Reproducing an antique scale pin, part 3

I thought all I had to do was cut 2 more parts to the same dimensions, but I was wrong. When I did the original design, the only factor was getting it to look like the master part, and I could go over the measured diameter, but not under. The measured diameter was  0.603″, so unless I made a custom collet for that diameter I was stuck with 1/16″ increments. So the design diameter was 0.625″.

After cutting the first one I weighted it to see how close Fusion’s calculation was to my reality. Turns out it was very close – 3.48 oz calculated, 3.5 oz weighed. I happened to mention this to the customer (my dad) and he said the original was actually a little too heavy for the scale – would it be possible to make it around 3.0 oz?

Back to Fusion.  A few quick changes showed the effect of various changes to the design on the final part weight.

Going to 0.563″ (9/16″) got as close to 3.0 oz as I could realistically expect – +/-0.001″ tolerance on the OD is +/-0.01 oz, and I’m not sure I can even hold +/-0.001″ on the OD. I could take it off the machine, weigh it, and drill out the center as needed, but that seemed obsessive for something that would probably never be used to actually weigh anything.

So I cut the new design hoping to hit 2.9 -3.0 on my scale. I was even able to turn down the 0.625″ diameter piece so I ended up with 3 good parts.

The first one I put on the scale was 3.0, the next 2 were 2.9. Success! Below, my 3 reproduction pieces are on top, then the original, then my steel test part. I think the 2nd one from the top is the one I turned down from 0.625″, it looks like some extra tool marks just to the left of center (I didn’t notice those before I took the picture). But these will probably be artificially aged to look more like the original anyway, so I’m not too worried about leaving a few minor tool marks.

Sharp eyed readers may notice the the small diameter “barrels” are a little shorter on one of the reproductions – I didn’t have quite enough stock thanks to the first epic fail. So the piece is 0.2″ overall shorter. Since there is only one of these per scale, there won’t be anything to compare it to so functionally and aesthetically it makes no difference.

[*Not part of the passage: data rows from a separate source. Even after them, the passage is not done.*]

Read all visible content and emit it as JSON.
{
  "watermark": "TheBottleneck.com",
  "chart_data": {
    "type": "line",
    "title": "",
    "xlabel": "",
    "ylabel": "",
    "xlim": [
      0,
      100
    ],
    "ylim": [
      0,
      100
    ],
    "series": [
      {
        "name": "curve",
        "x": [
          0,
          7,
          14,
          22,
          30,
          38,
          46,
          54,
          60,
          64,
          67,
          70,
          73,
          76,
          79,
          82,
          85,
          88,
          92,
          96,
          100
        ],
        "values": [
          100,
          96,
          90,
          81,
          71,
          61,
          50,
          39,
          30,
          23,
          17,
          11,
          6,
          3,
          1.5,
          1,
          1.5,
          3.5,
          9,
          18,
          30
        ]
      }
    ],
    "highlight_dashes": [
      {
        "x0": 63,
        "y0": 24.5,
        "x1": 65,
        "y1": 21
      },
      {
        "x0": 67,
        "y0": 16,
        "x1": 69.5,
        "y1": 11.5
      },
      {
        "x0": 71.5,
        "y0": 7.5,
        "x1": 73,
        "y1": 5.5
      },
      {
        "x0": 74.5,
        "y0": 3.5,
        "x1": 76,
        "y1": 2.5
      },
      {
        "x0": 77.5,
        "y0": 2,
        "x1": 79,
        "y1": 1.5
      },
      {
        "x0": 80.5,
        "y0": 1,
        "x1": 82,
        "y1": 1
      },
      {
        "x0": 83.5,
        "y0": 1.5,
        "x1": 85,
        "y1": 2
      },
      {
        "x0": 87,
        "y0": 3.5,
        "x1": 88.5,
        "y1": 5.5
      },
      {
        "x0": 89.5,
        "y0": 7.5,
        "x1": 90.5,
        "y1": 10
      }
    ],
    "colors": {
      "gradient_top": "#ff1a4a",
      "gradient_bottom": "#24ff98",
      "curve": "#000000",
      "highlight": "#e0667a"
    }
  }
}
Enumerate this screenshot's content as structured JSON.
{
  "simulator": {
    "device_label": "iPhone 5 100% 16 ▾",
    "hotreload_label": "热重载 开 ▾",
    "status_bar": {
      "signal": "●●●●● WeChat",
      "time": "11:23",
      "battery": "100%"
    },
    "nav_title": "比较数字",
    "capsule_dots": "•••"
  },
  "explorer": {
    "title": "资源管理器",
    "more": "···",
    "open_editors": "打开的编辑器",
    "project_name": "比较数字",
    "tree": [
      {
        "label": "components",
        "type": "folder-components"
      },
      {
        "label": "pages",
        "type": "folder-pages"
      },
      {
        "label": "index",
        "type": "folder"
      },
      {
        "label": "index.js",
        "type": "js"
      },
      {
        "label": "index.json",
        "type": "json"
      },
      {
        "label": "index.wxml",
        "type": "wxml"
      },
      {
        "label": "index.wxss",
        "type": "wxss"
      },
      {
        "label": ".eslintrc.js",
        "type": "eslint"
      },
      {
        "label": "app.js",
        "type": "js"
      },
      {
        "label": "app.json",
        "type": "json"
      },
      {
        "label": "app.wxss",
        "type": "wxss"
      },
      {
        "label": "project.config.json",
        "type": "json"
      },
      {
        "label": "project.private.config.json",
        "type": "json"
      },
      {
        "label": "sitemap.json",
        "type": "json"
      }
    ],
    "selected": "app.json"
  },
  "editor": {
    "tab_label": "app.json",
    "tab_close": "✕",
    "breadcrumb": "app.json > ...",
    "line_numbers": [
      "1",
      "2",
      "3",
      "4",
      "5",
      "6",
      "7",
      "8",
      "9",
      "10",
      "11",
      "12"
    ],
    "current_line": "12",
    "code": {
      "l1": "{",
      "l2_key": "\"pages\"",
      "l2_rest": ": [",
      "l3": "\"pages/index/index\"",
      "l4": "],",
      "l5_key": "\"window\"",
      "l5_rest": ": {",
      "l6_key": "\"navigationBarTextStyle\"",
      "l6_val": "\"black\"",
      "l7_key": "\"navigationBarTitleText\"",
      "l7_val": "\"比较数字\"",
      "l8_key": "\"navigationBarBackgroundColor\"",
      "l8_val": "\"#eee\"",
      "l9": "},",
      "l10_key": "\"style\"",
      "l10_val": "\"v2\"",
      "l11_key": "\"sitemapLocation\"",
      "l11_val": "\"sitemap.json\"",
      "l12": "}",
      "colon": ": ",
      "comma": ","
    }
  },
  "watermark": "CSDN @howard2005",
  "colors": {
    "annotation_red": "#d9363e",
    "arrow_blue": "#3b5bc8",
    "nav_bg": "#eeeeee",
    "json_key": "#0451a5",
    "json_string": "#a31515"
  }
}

Leave a Reply

Your email address will not be published. Required fields are marked *